PROBLEM DESCRIPTION: Each record should appear again in the response exactly as it does in the original.

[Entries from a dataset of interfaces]
Start of Block

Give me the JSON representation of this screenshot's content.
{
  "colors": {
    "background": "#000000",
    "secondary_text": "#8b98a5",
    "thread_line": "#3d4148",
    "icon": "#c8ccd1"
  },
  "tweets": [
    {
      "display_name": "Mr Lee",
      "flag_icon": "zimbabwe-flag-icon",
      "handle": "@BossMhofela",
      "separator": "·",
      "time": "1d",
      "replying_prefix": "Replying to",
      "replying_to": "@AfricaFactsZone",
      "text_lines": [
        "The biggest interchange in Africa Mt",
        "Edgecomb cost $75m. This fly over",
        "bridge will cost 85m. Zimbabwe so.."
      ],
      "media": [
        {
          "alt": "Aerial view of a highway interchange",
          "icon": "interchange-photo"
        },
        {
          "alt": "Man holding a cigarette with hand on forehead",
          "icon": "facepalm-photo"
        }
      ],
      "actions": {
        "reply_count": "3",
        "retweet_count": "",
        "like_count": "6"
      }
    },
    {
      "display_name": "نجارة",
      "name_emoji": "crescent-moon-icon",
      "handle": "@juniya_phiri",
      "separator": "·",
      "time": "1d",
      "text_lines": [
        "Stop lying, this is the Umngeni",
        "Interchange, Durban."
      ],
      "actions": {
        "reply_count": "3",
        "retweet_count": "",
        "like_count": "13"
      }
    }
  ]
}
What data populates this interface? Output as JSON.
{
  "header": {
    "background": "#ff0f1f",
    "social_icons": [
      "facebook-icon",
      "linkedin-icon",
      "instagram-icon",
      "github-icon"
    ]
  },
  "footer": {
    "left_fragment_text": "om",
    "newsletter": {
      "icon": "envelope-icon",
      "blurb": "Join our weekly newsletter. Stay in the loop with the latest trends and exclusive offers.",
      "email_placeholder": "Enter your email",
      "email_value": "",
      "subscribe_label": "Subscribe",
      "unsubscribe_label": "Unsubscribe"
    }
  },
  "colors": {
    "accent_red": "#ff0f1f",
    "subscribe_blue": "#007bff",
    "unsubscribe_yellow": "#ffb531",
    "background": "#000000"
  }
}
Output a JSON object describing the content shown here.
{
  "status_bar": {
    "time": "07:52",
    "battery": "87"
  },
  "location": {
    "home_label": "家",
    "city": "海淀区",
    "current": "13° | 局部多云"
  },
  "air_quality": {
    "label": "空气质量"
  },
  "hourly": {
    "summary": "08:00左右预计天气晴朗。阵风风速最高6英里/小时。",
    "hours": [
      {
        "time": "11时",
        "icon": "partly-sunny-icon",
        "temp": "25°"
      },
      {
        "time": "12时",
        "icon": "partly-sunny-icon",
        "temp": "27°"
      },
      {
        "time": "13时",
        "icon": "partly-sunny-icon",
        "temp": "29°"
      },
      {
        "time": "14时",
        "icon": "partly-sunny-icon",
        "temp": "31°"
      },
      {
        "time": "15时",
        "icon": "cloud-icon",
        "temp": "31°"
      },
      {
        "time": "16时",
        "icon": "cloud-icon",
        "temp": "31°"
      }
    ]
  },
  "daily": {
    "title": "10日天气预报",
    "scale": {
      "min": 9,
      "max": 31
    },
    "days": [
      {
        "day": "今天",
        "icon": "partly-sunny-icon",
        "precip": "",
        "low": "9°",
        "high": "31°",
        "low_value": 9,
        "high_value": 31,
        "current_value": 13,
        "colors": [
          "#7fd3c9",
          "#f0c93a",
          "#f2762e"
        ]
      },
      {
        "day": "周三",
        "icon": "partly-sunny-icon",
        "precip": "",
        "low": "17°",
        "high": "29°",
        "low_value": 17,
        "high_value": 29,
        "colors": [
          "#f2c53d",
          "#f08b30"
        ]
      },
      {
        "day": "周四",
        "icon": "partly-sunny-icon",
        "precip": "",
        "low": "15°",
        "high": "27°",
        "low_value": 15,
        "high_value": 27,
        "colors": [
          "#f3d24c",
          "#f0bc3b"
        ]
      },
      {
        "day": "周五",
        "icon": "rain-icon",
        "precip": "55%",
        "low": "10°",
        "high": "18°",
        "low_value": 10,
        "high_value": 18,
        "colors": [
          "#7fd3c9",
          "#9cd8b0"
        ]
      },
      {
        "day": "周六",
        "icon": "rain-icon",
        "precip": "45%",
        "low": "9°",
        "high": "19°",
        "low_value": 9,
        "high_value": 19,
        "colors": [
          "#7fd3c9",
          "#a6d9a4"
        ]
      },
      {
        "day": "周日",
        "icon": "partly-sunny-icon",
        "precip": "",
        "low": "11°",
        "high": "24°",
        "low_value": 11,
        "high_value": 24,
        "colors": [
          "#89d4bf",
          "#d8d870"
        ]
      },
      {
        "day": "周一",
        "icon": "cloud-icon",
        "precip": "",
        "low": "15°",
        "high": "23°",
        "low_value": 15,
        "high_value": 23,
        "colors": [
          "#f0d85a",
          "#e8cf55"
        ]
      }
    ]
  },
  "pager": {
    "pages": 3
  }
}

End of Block

ANSWER:
Give me the JSON representation of this screenshot's content.
{
  "colors": {
    "background": "#000000",
    "secondary_text": "#8b98a5",
    "thread_line": "#3d4148",
    "icon": "#c8ccd1"
  },
  "tweets": [
    {
      "display_name": "Mr Lee",
      "flag_icon": "zimbabwe-flag-icon",
      "handle": "@BossMhofela",
      "separator": "·",
      "time": "1d",
      "replying_prefix": "Replying to",
      "replying_to": "@AfricaFactsZone",
      "text_lines": [
        "The biggest interchange in Africa Mt",
        "Edgecomb cost $75m. This fly over",
        "bridge will cost 85m. Zimbabwe so.."
      ],
      "media": [
        {
          "alt": "Aerial view of a highway interchange",
          "icon": "interchange-photo"
        },
        {
          "alt": "Man holding a cigarette with hand on forehead",
          "icon": "facepalm-photo"
        }
      ],
      "actions": {
        "reply_count": "3",
        "retweet_count": "",
        "like_count": "6"
      }
    },
    {
      "display_name": "نجارة",
      "name_emoji": "crescent-moon-icon",
      "handle": "@juniya_phiri",
      "separator": "·",
      "time": "1d",
      "text_lines": [
        "Stop lying, this is the Umngeni",
        "Interchange, Durban."
      ],
      "actions": {
        "reply_count": "3",
        "retweet_count": "",
        "like_count": "13"
      }
    }
  ]
}
What data populates this interface? Output as JSON.
{
  "header": {
    "background": "#ff0f1f",
    "social_icons": [
      "facebook-icon",
      "linkedin-icon",
      "instagram-icon",
      "github-icon"
    ]
  },
  "footer": {
    "left_fragment_text": "om",
    "newsletter": {
      "icon": "envelope-icon",
      "blurb": "Join our weekly newsletter. Stay in the loop with the latest trends and exclusive offers.",
      "email_placeholder": "Enter your email",
      "email_value": "",
      "subscribe_label": "Subscribe",
      "unsubscribe_label": "Unsubscribe"
    }
  },
  "colors": {
    "accent_red": "#ff0f1f",
    "subscribe_blue": "#007bff",
    "unsubscribe_yellow": "#ffb531",
    "background": "#000000"
  }
}
Output a JSON object describing the content shown here.
{
  "status_bar": {
    "time": "07:52",
    "battery": "87"
  },
  "location": {
    "home_label": "家",
    "city": "海淀区",
    "current": "13° | 局部多云"
  },
  "air_quality": {
    "label": "空气质量"
  },
  "hourly": {
    "summary": "08:00左右预计天气晴朗。阵风风速最高6英里/小时。",
    "hours": [
      {
        "time": "11时",
        "icon": "partly-sunny-icon",
        "temp": "25°"
      },
      {
        "time": "12时",
        "icon": "partly-sunny-icon",
        "temp": "27°"
      },
      {
        "time": "13时",
        "icon": "partly-sunny-icon",
        "temp": "29°"
      },
      {
        "time": "14时",
        "icon": "partly-sunny-icon",
        "temp": "31°"
      },
      {
        "time": "15时",
        "icon": "cloud-icon",
        "temp": "31°"
      },
      {
        "time": "16时",
        "icon": "cloud-icon",
        "temp": "31°"
      }
    ]
  },
  "daily": {
    "title": "10日天气预报",
    "scale": {
      "min": 9,
      "max": 31
    },
    "days": [
      {
        "day": "今天",
        "icon": "partly-sunny-icon",
        "precip": "",
        "low": "9°",
        "high": "31°",
        "low_value": 9,
        "high_value": 31,
        "current_value": 13,
        "colors": [
          "#7fd3c9",
          "#f0c93a",
          "#f2762e"
        ]
      },
      {
        "day": "周三",
        "icon": "partly-sunny-icon",
        "precip": "",
        "low": "17°",
        "high": "29°",
        "low_value": 17,
        "high_value": 29,
        "colors": [
          "#f2c53d",
          "#f08b30"
        ]
      },
      {
        "day": "周四",
        "icon": "partly-sunny-icon",
        "precip": "",
        "low": "15°",
        "high": "27°",
        "low_value": 15,
        "high_value": 27,
        "colors": [
          "#f3d24c",
          "#f0bc3b"
        ]
      },
      {
        "day": "周五",
        "icon": "rain-icon",
        "precip": "55%",
        "low": "10°",
        "high": "18°",
        "low_value": 10,
        "high_value": 18,
        "colors": [
          "#7fd3c9",
          "#9cd8b0"
        ]
      },
      {
        "day": "周六",
        "icon": "rain-icon",
        "precip": "45%",
        "low": "9°",
        "high": "19°",
        "low_value": 9,
        "high_value": 19,
        "colors": [
          "#7fd3c9",
          "#a6d9a4"
        ]
      },
      {
        "day": "周日",
        "icon": "partly-sunny-icon",
        "precip": "",
        "low": "11°",
        "high": "24°",
        "low_value": 11,
        "high_value": 24,
        "colors": [
          "#89d4bf",
          "#d8d870"
        ]
      },
      {
        "day": "周一",
        "icon": "cloud-icon",
        "precip": "",
        "low": "15°",
        "high": "23°",
        "low_value": 15,
        "high_value": 23,
        "colors": [
          "#f0d85a",
          "#e8cf55"
        ]
      }
    ]
  },
  "pager": {
    "pages": 3
  }
}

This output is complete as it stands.